White House Reporters Furious that a Corpus Christi Newspaper Was First to Learn of Cheney Shooting

The White House press corps had their thin skins on full display yesterday, as they practically ignored Iran's move to enrich uranium, the congressional report on Hurricane Katrina, and every other national and international development. Instead, they spent the first 23 minutes of yesterday's briefing - shown live on CNN and the Fox News Channel - castigating the White House for the grave offense of treating journalists with disrespect.

Network reporters used their broadcasts as forums to punish the White House for the offense of bypassing the press. Since the news of Cheney's shooting broke late Sunday afternoon, ABC, CBS and NBC aired 34 stories on their morning and evening newscasts. While all mentioned Harry Whittington, the man who was shot, reporters made their own indignation a matter of top urgency.

NBC Nightly News led off their Sunday newscast from Italy with the shooting. Reporter Andrea Mitchell fussed that "the accident occurred yesterday afternoon; the White House only confirmed the incident today, after it was reported by the local newspaper." The next morning on Today, Mitchell repeated the same complaint before narrating a summary of the incident, although the program led with the New York City blizzard and the Olympics.

ABC's Good Morning America led with the news on Monday. After a report from Mike von Fremd in Texas, co-anchor Charles Gibson moved to "the growing political fallout from all this. Why didn't the White House tell everyone when this accident happened? Why did they wait so long, and did that make a bad situation worse?" Reporter Jessica Yellin passed on Internet rumors: "[The] delay has prompted some speculation online and on talk radio that perhaps Mr. Cheney was hoping to cover up the incident."

CBS's The Early Show pushed the story hard both Monday and Tuesday mornings. On Monday, reporter Kelly Cobiella complained that "the White House said nothing about this for nearly 24 hours, and then only after a local paper broke the story." On Tuesday morning, White House reporter Bill Plante was still steaming at the Vice President's low regard for reporters: "If it were up to Dick Cheney, he wouldn't tell us if our shirts were on fire."
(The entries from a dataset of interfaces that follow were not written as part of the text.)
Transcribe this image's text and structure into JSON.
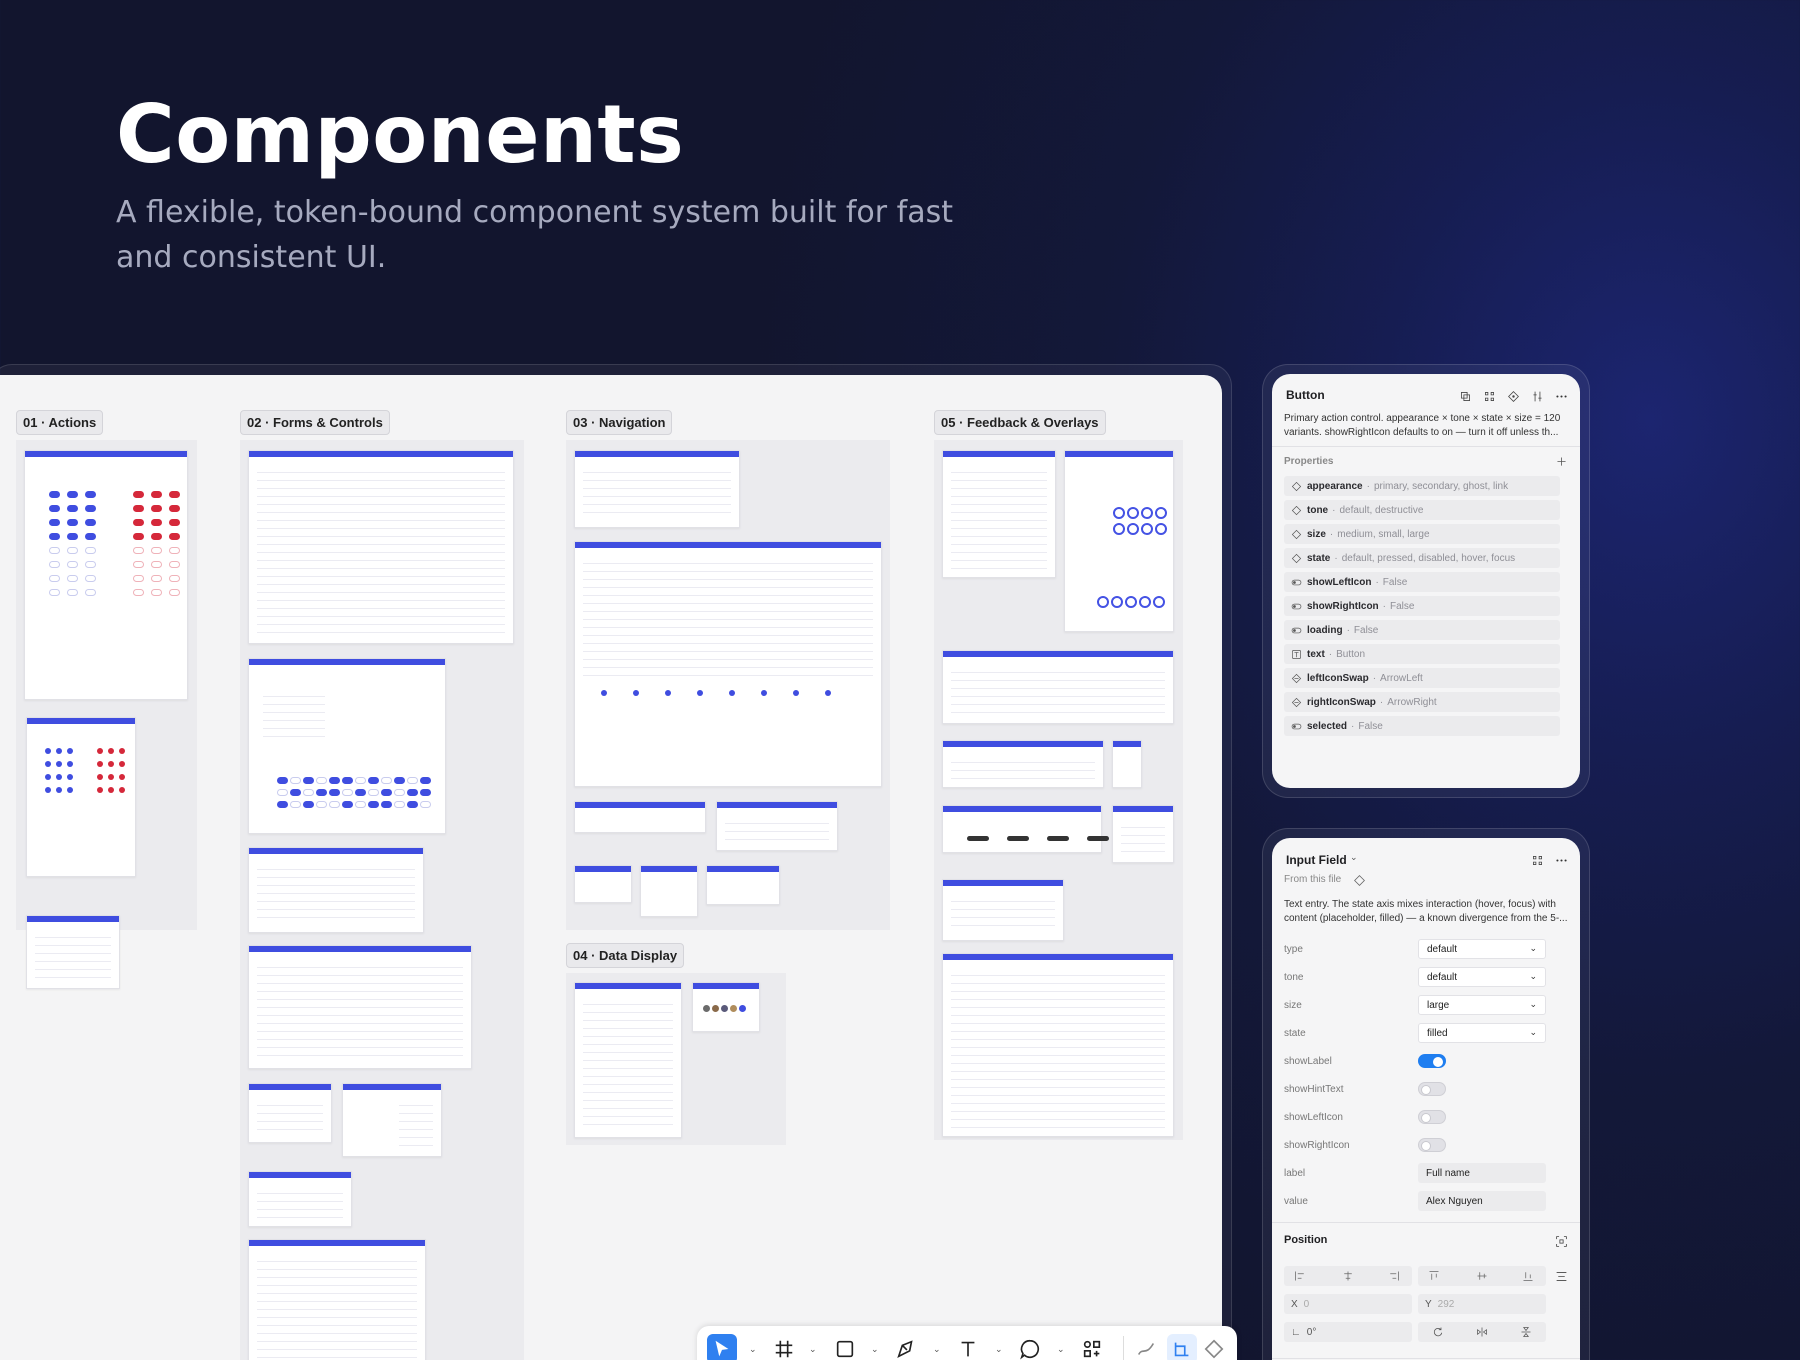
{
  "hero": {
    "title": "Components",
    "subtitle": "A flexible, token-bound component system built for fast and consistent UI."
  },
  "canvas": {
    "sections": [
      {
        "id": "actions",
        "label": "01 · Actions"
      },
      {
        "id": "forms",
        "label": "02 · Forms & Controls"
      },
      {
        "id": "navigation",
        "label": "03 · Navigation"
      },
      {
        "id": "data",
        "label": "04 · Data Display"
      },
      {
        "id": "feedback",
        "label": "05 · Feedback & Overlays"
      }
    ],
    "accent": "#3f4de0",
    "destructive": "#d5283a"
  },
  "toolbar": {
    "tools": [
      "move-tool",
      "frame-tool",
      "shape-tool",
      "pen-tool",
      "text-tool",
      "comment-tool",
      "actions-tool",
      "draw-tool",
      "dev-mode-tool"
    ],
    "active": "move-tool"
  },
  "button_panel": {
    "title": "Button",
    "description": "Primary action control. appearance × tone × state × size = 120 variants. showRightIcon defaults to on — turn it off unless th...",
    "properties_label": "Properties",
    "properties": [
      {
        "icon": "variant-icon",
        "name": "appearance",
        "value": "primary, secondary, ghost, link"
      },
      {
        "icon": "variant-icon",
        "name": "tone",
        "value": "default, destructive"
      },
      {
        "icon": "variant-icon",
        "name": "size",
        "value": "medium, small, large"
      },
      {
        "icon": "variant-icon",
        "name": "state",
        "value": "default, pressed, disabled, hover, focus"
      },
      {
        "icon": "boolean-icon",
        "name": "showLeftIcon",
        "value": "False"
      },
      {
        "icon": "boolean-icon",
        "name": "showRightIcon",
        "value": "False"
      },
      {
        "icon": "boolean-icon",
        "name": "loading",
        "value": "False"
      },
      {
        "icon": "text-icon",
        "name": "text",
        "value": "Button"
      },
      {
        "icon": "swap-icon",
        "name": "leftIconSwap",
        "value": "ArrowLeft"
      },
      {
        "icon": "swap-icon",
        "name": "rightIconSwap",
        "value": "ArrowRight"
      },
      {
        "icon": "boolean-icon",
        "name": "selected",
        "value": "False"
      }
    ]
  },
  "input_panel": {
    "title": "Input Field",
    "source": "From this file",
    "description": "Text entry. The state axis mixes interaction (hover, focus) with content (placeholder, filled) — a known divergence from the 5-...",
    "selects": [
      {
        "label": "type",
        "value": "default"
      },
      {
        "label": "tone",
        "value": "default"
      },
      {
        "label": "size",
        "value": "large"
      },
      {
        "label": "state",
        "value": "filled"
      }
    ],
    "toggles": [
      {
        "label": "showLabel",
        "on": true
      },
      {
        "label": "showHintText",
        "on": false
      },
      {
        "label": "showLeftIcon",
        "on": false
      },
      {
        "label": "showRightIcon",
        "on": false
      }
    ],
    "texts": [
      {
        "label": "label",
        "value": "Full name"
      },
      {
        "label": "value",
        "value": "Alex Nguyen"
      }
    ],
    "position": {
      "title": "Position",
      "x_label": "X",
      "x_value": "0",
      "y_label": "Y",
      "y_value": "292",
      "rotation_value": "0°"
    }
  }
}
Monday's CBS Evening News led with two stories on Cheney. Reporter Jim Axelrod summarized the testy White House briefing: "It fell to White House spokesman Scott McClellan to explain, and he was talking to a group [the White House press corps] that wasn't buying." Axelrod also showed a clip of himself complaining that the initial report came from ranch owner Katharine Armstrong: "Is it appropriate for a private citizen to be the person who disseminates the information that the Vice President of the United States has shot someone?"

NBC Nightly News on Monday led with Cheney for a second night in a row, beginning the newscast with their own David Gregory's peevish display at the White House briefing. Gregory used his airtime to insist "tonight, the White House is on the defensive...trying to explain why the Vice President decided to wait so long before he notified anyone." Anyone? The Secret Service was on the scene, and an ambulance and the sheriff's office were quickly notified. Gregory was miffed that the national press corps was treated as an afterthought.

ABC's World News Tonight led with Katrina on Monday, but followed with three stories on Cheney. On Tuesday's Good Morning America, Charles Gibson acted as if the tardy calls to the press were a major scandal: "Why did it take the White House almost an entire day to fess up?" Reporter Jessica Yellin solemnly described "a major struggle between the White House and the press corps."

Reporters are demanding respect, but their whiny approach has only tarnished their image. - Rich Noyes